Salman Rushdie was interviewed by Marc-Christoph Wagner.

Camera: Klaus Elmer
Edited by: Kamilla Bruus
Produced by: Marc-Christoph Wagner
Copyright: Louisiana Channel, Louisiana Museum of Modern Art, 2014

Supported by Nordea Fonden

  • Yona Friedman

    Architecture of Trial and Error

    “Don't forget that very important cities today started by immigration.” Meet the 94-year-old architect behind 'L’Architecture Mobile', Yona Friedman. He here shares the story of how his years as a refugee sparked his desire to make architecture adaptable.

  • Nástio Mosquito

    'Mama Africa' is a Construct

    In this short interview Angolan artist Nástio Mosquito discusses his provocative video work, in which he through three blazing speeches addresses the legacy of the western logic of ownership and debt, not least regarding a construct like ‘Africa’.

  • Nástio Mosquito

    What are You Willing to Die for?

    Angolan artist Nástio Mosquito has been dubbed “the future star of the art world.” He here talks about his invigorating multidisciplinary practice, which investigates universally human characteristics in a teasing, polemic and humorous way.

  • Bill Viola

    Cameras are Soul Keepers

    When video artist Bill Viola was 6 years old he fell into a lake, all the way to the bottom, to a place which seemed like paradise. "There's more than just the surface of life." Viola explains. "The real things are under the surface".

  • 11 Artists

    on Photography
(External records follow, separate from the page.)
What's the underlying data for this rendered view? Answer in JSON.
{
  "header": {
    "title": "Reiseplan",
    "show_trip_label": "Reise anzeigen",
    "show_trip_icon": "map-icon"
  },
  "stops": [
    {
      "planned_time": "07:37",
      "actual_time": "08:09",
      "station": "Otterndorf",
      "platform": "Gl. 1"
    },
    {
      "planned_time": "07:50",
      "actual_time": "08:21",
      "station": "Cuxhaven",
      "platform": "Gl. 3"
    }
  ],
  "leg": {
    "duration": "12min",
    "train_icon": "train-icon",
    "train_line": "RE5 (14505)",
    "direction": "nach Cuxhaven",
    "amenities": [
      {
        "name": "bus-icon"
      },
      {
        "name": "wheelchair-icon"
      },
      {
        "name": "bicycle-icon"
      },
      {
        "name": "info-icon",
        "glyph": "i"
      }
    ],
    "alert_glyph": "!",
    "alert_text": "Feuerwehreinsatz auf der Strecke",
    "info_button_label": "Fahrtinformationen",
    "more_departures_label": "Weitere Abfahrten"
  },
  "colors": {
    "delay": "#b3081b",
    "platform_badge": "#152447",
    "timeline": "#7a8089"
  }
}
    “We are so oversaturated with images, so it’s about one question: Can I hold you - can I get you to look at an image for longer than a second?” Watch Catherine Opie, Wim Wenders, Jeff Wall and 8 other artists on the power and potential of photography.

  • The Story of Marina Abramović & Ulay

    Legendary couple in performance art – Marina Abramović and Ulay – lived together for 12 years and made pioneering work as a duo. In this extraordinary double interview the artists look back on their relationship – from their first meeting in 1975 until now.

  • Wang Shu

    Architecture is a Job for God

    The Chinese architect Wang Shu’s buildings – a crossover between traditional Chinese culture and large-scale modern architecture – have earned him prestigious awards. “Democracy means a really diverse society,” says the architect in this inspiring interview.

  • Margrethe Odgaard

    Colour Diary of New York

    Becoming more aware of your surroundings can “open a new dimension inside as well as outside yourself.” Meet award-winning Danish designer Margrethe Odgaard who has trained herself to register the world through colours.

  • Nick Cave

    The World is my Skin

    Have you ever wished that you could put on a suit which would open up the imagination and take you to the world of your dreams? In this video artist Nick Cave presents his wearable sculptures, the 'Soundsuits', made from discarded everyday materials.

  • Gerhard Richter

    In Art We Find Beauty and Comfort

    “I don’t really believe art has power. But it does have value. Those who take an interest in it find solace in art. It gives them huge comfort.” Gerhard Richter, one of the greatest painters of our time, discusses beauty in the era of the internet.

  • Daniel Libeskind

    Tribute to New York

    “If you took the whole world and collapsed it into one little ball, you’d find it here, in this city.” Daniel Libeskind, world-renowned architect behind the new World Trade Center site, gives tribute to his city in this short and colourful video.

  • Marina Abramović

    Electricity Passing Through

    For more than 50 years trailblazing performance artist Marina Abramović has used her own body and energy as her main artistic material. In this powerful interview, the artist looks back on her radical practice: “It was like the first woman walking on the moon.”